        There were a group of Mennonite ladies on board and I befriended one and we talked in great length until she departed, may have been in Salt Lake City, not sure.

        We penpaled for a couple of years, her name was Wilma. She told me a friend had a car stashed away so they could drive and go deer spotting in PA where she lived. And she told me about rumspringa too.

    2. Geo

      Whitewater rafting?

      I never imagined Amish folk whitewater rafting. Nor surfing for that matter.

      1. As I wrote I don’t know for sure, but wouldn’t be surprised if youth do it and maybe some baptized adults. Surfing, not so sure either but water skiing maybe.

    3. Patricia Jackson

      Amish in Glenwood Springs

      I have lived for 36 years in Colorado and make my at least minimum of one trip a year to the Glenwood Hot Springs. It is always interesting to see so many Amish enjoying the springs. I am from back east near an Amish community and before they started coming to Glenwood I had never seen any Amish in Colorado. However recently I met one Amish family that had relocated to Westcliffe, Colorado.

      1. Interesting Patricia, as for enjoying the springs, does that mean something like an inhalatorium or do people drink the waters or something else? I’ve been to “spa towns” in Europe and there are public spring water sources of varying temperatures and mineral compositions (for instance Karlovy Vary in the Czech Republic, aka Carlsbad). Just curious how it works in Glenwood Springs.

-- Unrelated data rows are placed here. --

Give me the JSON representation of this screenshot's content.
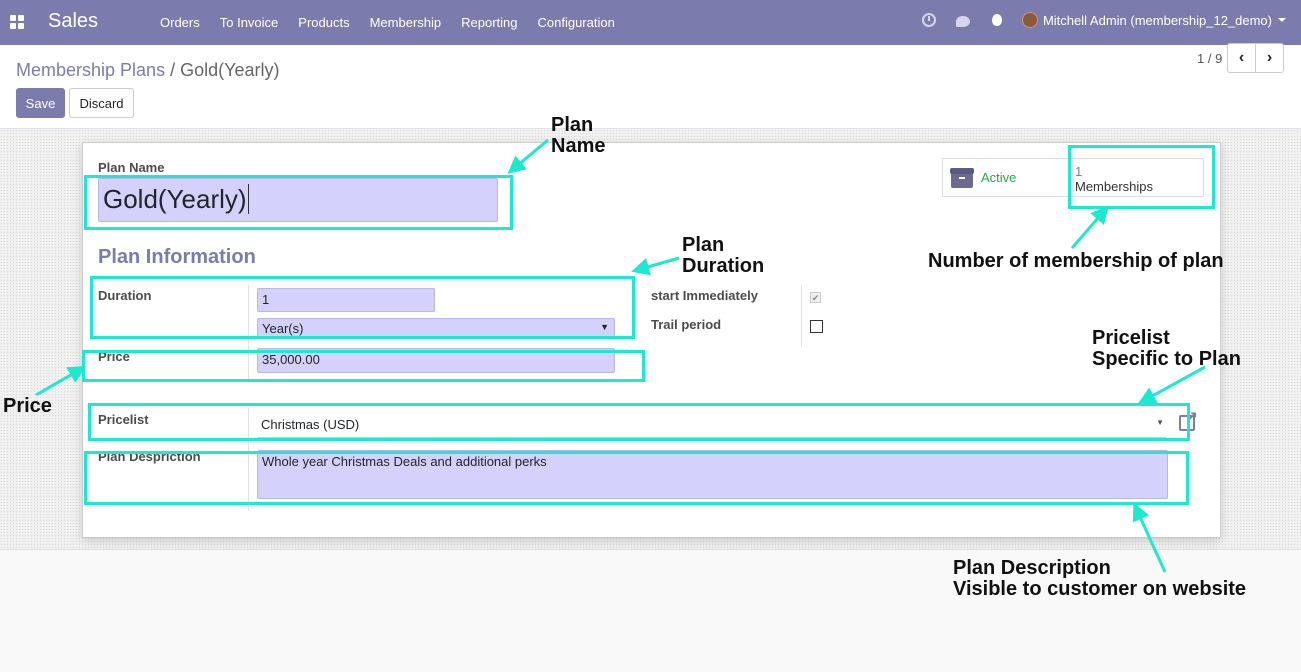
{
  "navbar": {
    "app_title": "Sales",
    "menu": [
      "Orders",
      "To Invoice",
      "Products",
      "Membership",
      "Reporting",
      "Configuration"
    ],
    "user": "Mitchell Admin (membership_12_demo)"
  },
  "breadcrumb": {
    "parent": "Membership Plans",
    "separator": "/",
    "current": "Gold(Yearly)"
  },
  "toolbar": {
    "save_label": "Save",
    "discard_label": "Discard"
  },
  "pager": {
    "value": "1 / 9",
    "prev": "‹",
    "next": "›"
  },
  "form": {
    "plan_name_label": "Plan Name",
    "plan_name_value": "Gold(Yearly)",
    "section_title": "Plan Information",
    "duration_label": "Duration",
    "duration_value": "1",
    "duration_unit": "Year(s)",
    "price_label": "Price",
    "price_value": "35,000.00",
    "start_immediately_label": "start Immediately",
    "start_immediately_checked": true,
    "trail_period_label": "Trail period",
    "trail_period_checked": false,
    "pricelist_label": "Pricelist",
    "pricelist_value": "Christmas (USD)",
    "description_label": "Plan Despriction",
    "description_value": "Whole year Christmas Deals and additional perks"
  },
  "stat_buttons": {
    "active_label": "Active",
    "memberships_count": "1",
    "memberships_label": "Memberships"
  },
  "annotations": {
    "plan_name": [
      "Plan",
      "Name"
    ],
    "plan_duration": [
      "Plan",
      "Duration"
    ],
    "membership_count": "Number of membership of plan",
    "pricelist": [
      "Pricelist",
      "Specific to Plan"
    ],
    "price": "Price",
    "description": [
      "Plan Description",
      "Visible to customer on website"
    ]
  },
  "colors": {
    "brand": "#7c7bad",
    "highlight": "#1de9d0",
    "input_bg": "#d4d2fd",
    "active_green": "#28a745"
  }
}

        1. Patricia Jackson

          No ingesting of waters just beautiful hot springs to soak in and see the mountains.

    4. Paul Crawford

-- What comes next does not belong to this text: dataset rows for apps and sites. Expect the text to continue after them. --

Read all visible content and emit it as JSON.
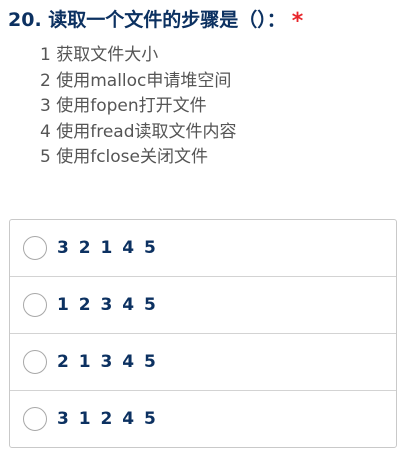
{
  "question": {
    "title": "20. 读取一个文件的步骤是（）：",
    "required_mark": "*"
  },
  "steps": [
    "1 获取文件大小",
    "2 使用malloc申请堆空间",
    "3 使用fopen打开文件",
    "4 使用fread读取文件内容",
    "5 使用fclose关闭文件"
  ],
  "options": [
    "3 2 1 4 5",
    "1 2 3 4 5",
    "2 1 3 4 5",
    "3 1 2 4 5"
  ],
  "colors": {
    "title": "#0c3161",
    "required": "#e8262b",
    "step_text": "#555555",
    "border": "#c9c9c9"
  }
}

      Glenwood Springs offerings

      Just across the Colorado River from the railroad station in Glenwood there are “vapor” caves, and a large area of different temperature hot pools, with all the necessary amenities for enjoyment. Thousands of people engage in swimming and soaking on a year around basis. There is also a “water park” that is popular, on the river, with all sorts of boating and surfing in the summer. There are numerous fly fishing outfitters in the area on the Colorado and other nearby rivers. Many skiers stay in Glenwood and frequent the slopes of Aspen, and areas upriver from Eagle toward Denver.
      Cable cars are nearby the pool area, and climb up above the town to a popular recreation area of scary rides. The area is one of the most scenic in Colorado. If the Amish frequent the town, it would not be a surprise.

    5. Richard Herbin

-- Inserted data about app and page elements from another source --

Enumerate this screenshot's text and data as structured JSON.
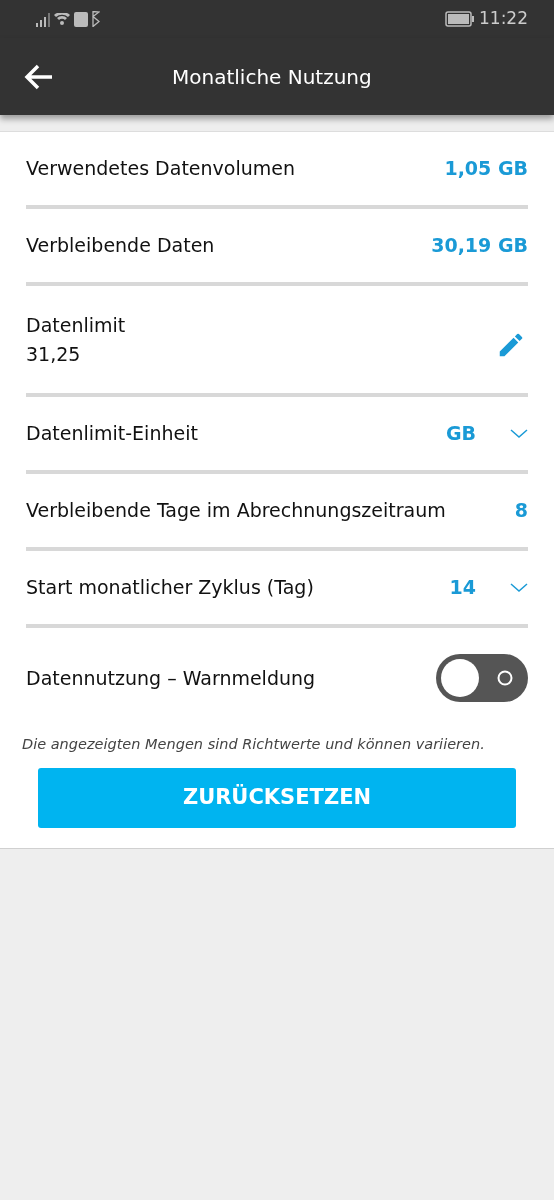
{
  "status_bar": {
    "time": "11:22"
  },
  "app_bar": {
    "title": "Monatliche Nutzung"
  },
  "rows": [
    {
      "kind": "value",
      "label": "Verwendetes Datenvolumen",
      "value": "1,05 GB"
    },
    {
      "kind": "value",
      "label": "Verbleibende Daten",
      "value": "30,19 GB"
    },
    {
      "kind": "edit",
      "label": "Datenlimit",
      "value": "31,25"
    },
    {
      "kind": "dropdown",
      "label": "Datenlimit-Einheit",
      "value": "GB"
    },
    {
      "kind": "value",
      "label": "Verbleibende Tage im Abrechnungszeitraum",
      "value": "8"
    },
    {
      "kind": "dropdown",
      "label": "Start monatlicher Zyklus (Tag)",
      "value": "14"
    }
  ],
  "warning": {
    "label": "Datennutzung – Warnmeldung",
    "on": false
  },
  "note": "Die angezeigten Mengen sind Richtwerte und können variieren.",
  "reset_button": "ZURÜCKSETZEN"
}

      Tri weekly service will undermine viability of long distance trains.

      Amtrak’s goal seems to be permanent elimination of these trains.
      Tri weekly service has been tried in the past. It guarantees failure.

      https://ntbraymer.wordpress.com/2020/06/25/amtrak-tri-weekly-the-future-and-yogi/?fbclid=IwAR3j14gLdnPORFTx7NcNTPp0M0DnO0hJj9LNdBFY5tOjV3zEgLESnmIMVCQ

    6. I have ridden the California Zephyr twice, round trip from Chicago to Sacramento and to Reno. It is a stunningly beautiful trip through Colorado and the Glenwood Springs and Glenwood Canyon area is the highlight of the trip. I met a number of Amish people while dining in the dining car, and there were many more onboard. One couple did tell me about Glenwood Springs and it has me thinking about making an extended stop there. Amtrak is foolish for cutting back in that route. They should be advertising the route like crazy to get more people aboard to experience the beauty of that ride.

    7. Amish tourists in Colorado

      I am originally from Boulder, Colorado, and miss it terribly! I do recall seeing some Mennonites in Estes Park, but I only once saw an Amish family there. I do know that some Amish have moved to the San Luis Valley, in southern Colorado.

    8. amtrak returning to daily

      With recent transportation funding all of the long distance lines have dates around Memorial Day, the end of May to return to daily service. The easterners have to change trains in Chicago. The travelers have a routine for meeting and greeting in the Chicago terminal to ease the wait time according to an Ohio Amish friend who also reacted to a recent banking report in this series with the statement “Until one is 21 he is working for mom and dad.” That means he contradicted the notion that at 14 years, the graduated scholar is building up wealth with employment wages going into the bank.